adcp.time [1xN] adcp.z [Mx1] adcp.u [MxN]

where time is the x-axis, z the z-axis and u an array of values at
each depth and time (an example chosen after Eric's heart).

What is the recommended way to represent this in python? I see the
info about numpy structured arrays. Is that it? It also seems that
Mx1 arrays are hard in python. It also seems you need to preallocate
the whole array, which isn't very flexible compared to how you can do
it in Matlab. Am I missing something?

Jody,

A structured array is probably overkill; it would require storing everything as MxN, which may not be necessary.

Most of the time, if you have something that is 1-D, you can just keep it in a 1-D array. If you need adcp.time to behave as if it were MxN, you can just use it as-is, because numpy broadcasting will add dimensions to the left as needed. If you need adcp.z to behave as if it were MxN, you can simply index it like this: adcp.z[:, np.newaxis].

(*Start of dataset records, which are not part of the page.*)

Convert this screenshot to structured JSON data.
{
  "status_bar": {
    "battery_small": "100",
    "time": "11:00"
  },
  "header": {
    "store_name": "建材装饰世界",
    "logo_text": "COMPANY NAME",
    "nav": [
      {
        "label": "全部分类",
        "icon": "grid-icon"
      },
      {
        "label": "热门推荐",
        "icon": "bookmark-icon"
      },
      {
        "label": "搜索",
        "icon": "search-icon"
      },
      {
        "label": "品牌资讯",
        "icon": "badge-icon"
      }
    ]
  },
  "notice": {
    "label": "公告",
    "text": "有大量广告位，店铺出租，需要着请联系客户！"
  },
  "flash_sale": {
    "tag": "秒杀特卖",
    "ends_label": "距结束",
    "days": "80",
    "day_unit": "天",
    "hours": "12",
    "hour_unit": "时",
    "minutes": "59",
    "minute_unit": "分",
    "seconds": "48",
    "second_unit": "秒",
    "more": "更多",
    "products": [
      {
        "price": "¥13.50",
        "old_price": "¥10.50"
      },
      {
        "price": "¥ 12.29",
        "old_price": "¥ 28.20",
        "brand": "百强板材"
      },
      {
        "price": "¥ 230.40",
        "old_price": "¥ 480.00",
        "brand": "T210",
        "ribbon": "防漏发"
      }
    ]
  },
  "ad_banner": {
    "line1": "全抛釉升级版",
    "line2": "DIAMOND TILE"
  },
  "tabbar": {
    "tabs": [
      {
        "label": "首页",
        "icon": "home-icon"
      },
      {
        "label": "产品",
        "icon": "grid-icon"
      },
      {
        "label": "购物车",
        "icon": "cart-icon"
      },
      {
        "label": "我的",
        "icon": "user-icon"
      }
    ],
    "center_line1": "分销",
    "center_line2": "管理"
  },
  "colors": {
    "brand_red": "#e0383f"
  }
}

Now, for the structure syntax, you can use a class, e.g.

class Data:
     pass

adcp = Data()
adcp.time = time
adcp.z = z
adcp.u = u

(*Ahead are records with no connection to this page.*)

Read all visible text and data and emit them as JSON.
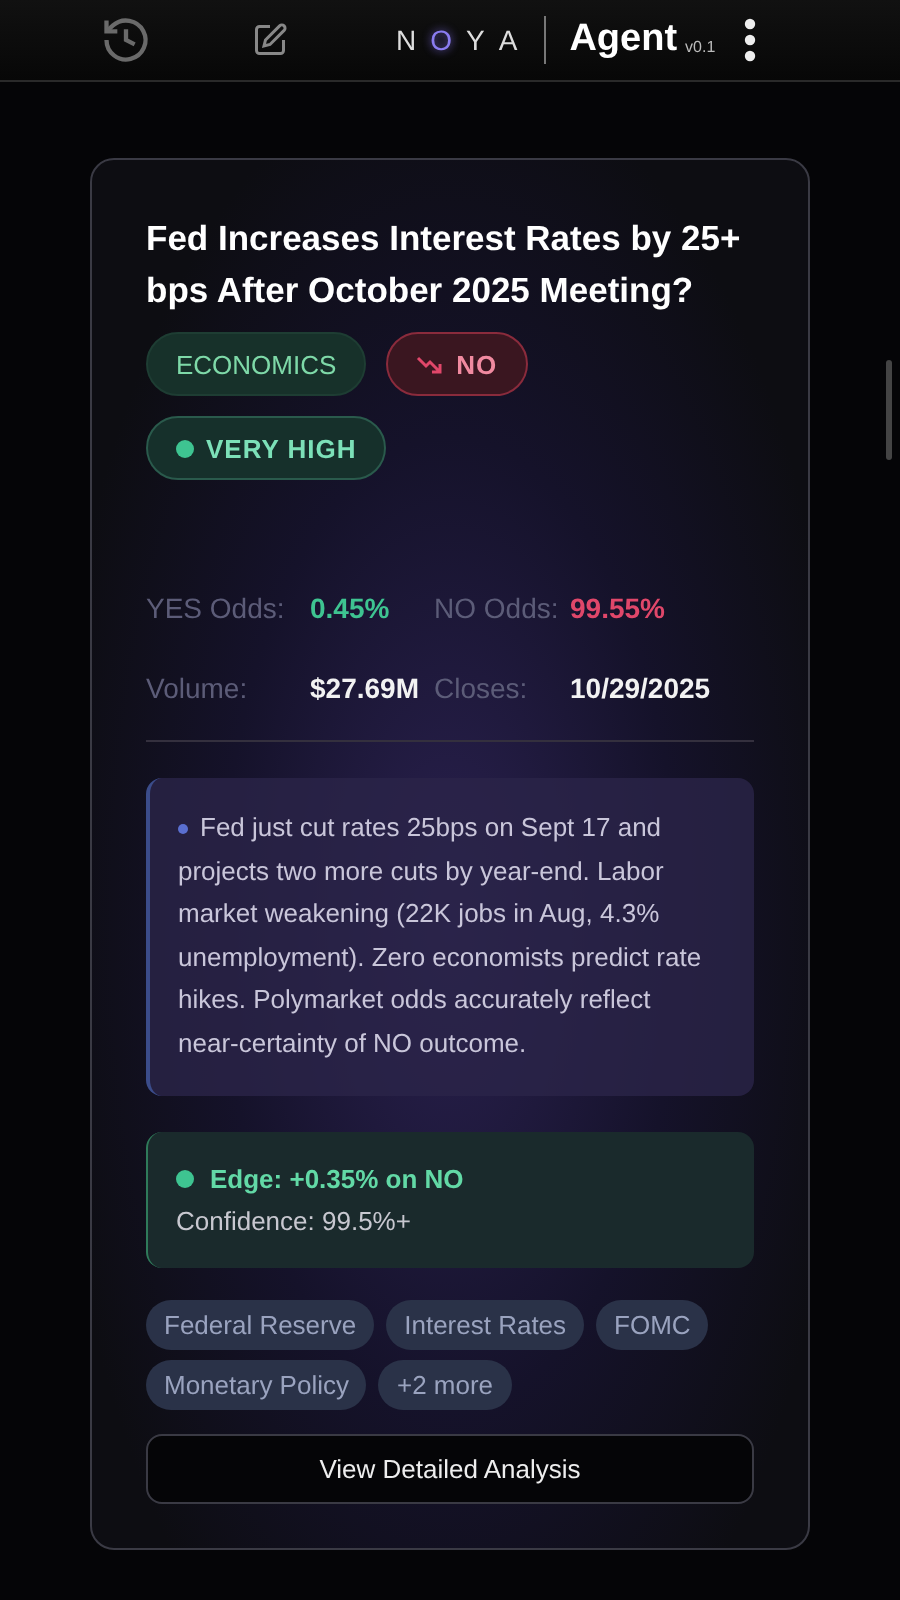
{
  "header": {
    "logo": [
      {
        "letter": "N",
        "accent": false
      },
      {
        "letter": "O",
        "accent": true
      },
      {
        "letter": "Y",
        "accent": false
      },
      {
        "letter": "A",
        "accent": false
      }
    ],
    "title": "Agent",
    "version": "v0.1"
  },
  "card": {
    "title": "Fed Increases Interest Rates by 25+ bps After October 2025 Meeting?",
    "badges": [
      {
        "kind": "category",
        "label": "ECONOMICS"
      },
      {
        "kind": "outcome",
        "label": "NO"
      },
      {
        "kind": "confidence",
        "label": "VERY HIGH"
      }
    ],
    "stats": [
      {
        "label": "YES Odds:",
        "value": "0.45%",
        "color": "#3ec491"
      },
      {
        "label": "NO Odds:",
        "value": "99.55%",
        "color": "#e0476a"
      },
      {
        "label": "Volume:",
        "value": "$27.69M",
        "color": "#f2f2f2"
      },
      {
        "label": "Closes:",
        "value": "10/29/2025",
        "color": "#f2f2f2"
      }
    ],
    "analysis": "Fed just cut rates 25bps on Sept 17 and projects two more cuts by year-end. Labor market weakening (22K jobs in Aug, 4.3% unemployment). Zero economists predict rate hikes. Polymarket odds accurately reflect near-certainty of NO outcome.",
    "edge": {
      "title": "Edge: +0.35% on NO",
      "confidence": "Confidence: 99.5%+"
    },
    "topics": [
      "Federal Reserve",
      "Interest Rates",
      "FOMC",
      "Monetary Policy",
      "+2 more"
    ],
    "button": "View Detailed Analysis"
  }
}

Now your adcp instance is just like the matlab structure.

This works, but you might want to use a more flexible container. One variation on the Bunch is here:
http://currents.soest.hawaii.edu/hgstage/pycurrents/file/8bf05a53b326/system/misc.py.
It is fancier than you need for now, but illustrates the sort of thing you can do with python, and it will work fine even when you don't need all its features. You could initialize it like this:

adcp = Bunch(time=time, z=z, u=u)

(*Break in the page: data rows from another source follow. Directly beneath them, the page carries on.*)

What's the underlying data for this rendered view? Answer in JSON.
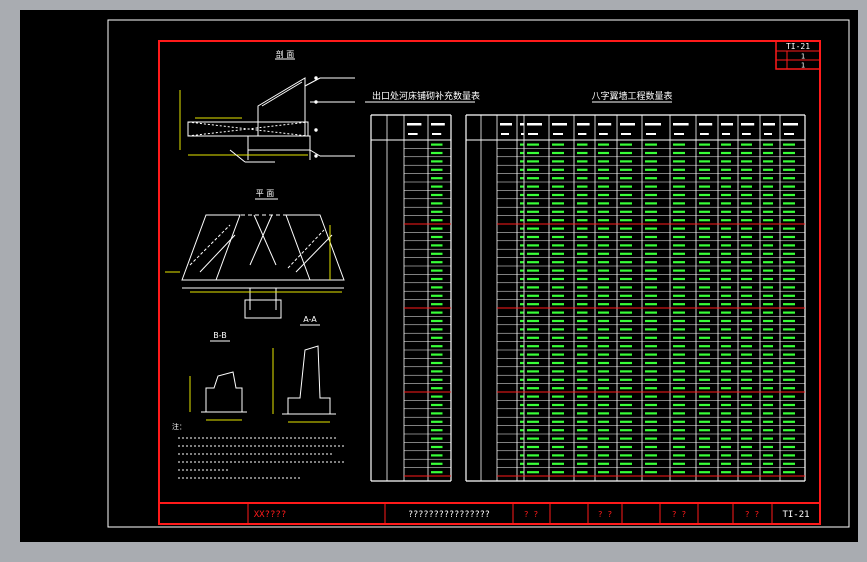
{
  "title_block": {
    "drawing_no": "TI-21",
    "sheet_a": "1",
    "sheet_b": "1",
    "org": "XX????",
    "drawing_name": "????????????????",
    "label_1": "? ?",
    "label_2": "? ?",
    "label_3": "? ?",
    "label_4": "? ?",
    "drawing_no_bottom": "TI-21"
  },
  "drawing": {
    "section_elevation": "剖 面",
    "section_plan": "平 面",
    "section_bb": "B-B",
    "section_aa": "A-A",
    "table_left_title": "出口处河床铺砌补充数量表",
    "table_right_title": "八字翼墙工程数量表",
    "notes_label": "注："
  },
  "colors": {
    "frame_red": "#ff1a1a",
    "line_white": "#ffffff",
    "data_green": "#38ff38",
    "dim_yellow": "#e6e600",
    "canvas_black": "#000000",
    "bg_grey": "#a9acb1"
  }
}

assuming, as before, that you already have individual numpy arrays called time, z, and u. You can still tack on additional attributes, like

adcp.something_else = whatever

The Bunch allows access using the structure notation, and also using dictionary syntax, so adcp.u is the same as adcp['u']. The dictionary syntax is particularly useful when automating operations, because you can easily iterate over a list of dictionary entries.

Regarding the need to pre-allocate: yes, matlab is slicker in this regard, and every now and then there is discussion about implementing equivalent behavior in numpy, or in an add-on module.

In many cases you can simply accumulate values in a list, and then at the end use an array constructor to make an ndarray from the list.

You can also use the numpy concatenate function, or its derivatives, but this usually makes sense only for gluing together small numbers of arrays.

Eric

···

On 2012/09/08 5:34 PM, Jody Klymak wrote:

Thanks, Jody

Technically, you don´t have to preallocate the memory, but every time you expand your array, the whole of it will be copied to a new contiguous piece of memory. This works, but it can be slow if you do it many times, or you are handling big data.

Using a Python list is not much more flexible, but you could use carrays (for chunked arrays), that are structures NumPyArrays-compatible (AFAIK) that are stored non contiguosly in memory. Adding data only needs to move one of those small pieces, instead of the whole array.

···

On Sunday, September 9, 2012, Eric Firing wrote:

Regarding the need to pre-allocate: yes, matlab is slicker in this

regard, and every now and then there is discussion about implementing

equivalent behavior in numpy, or in an add-on module.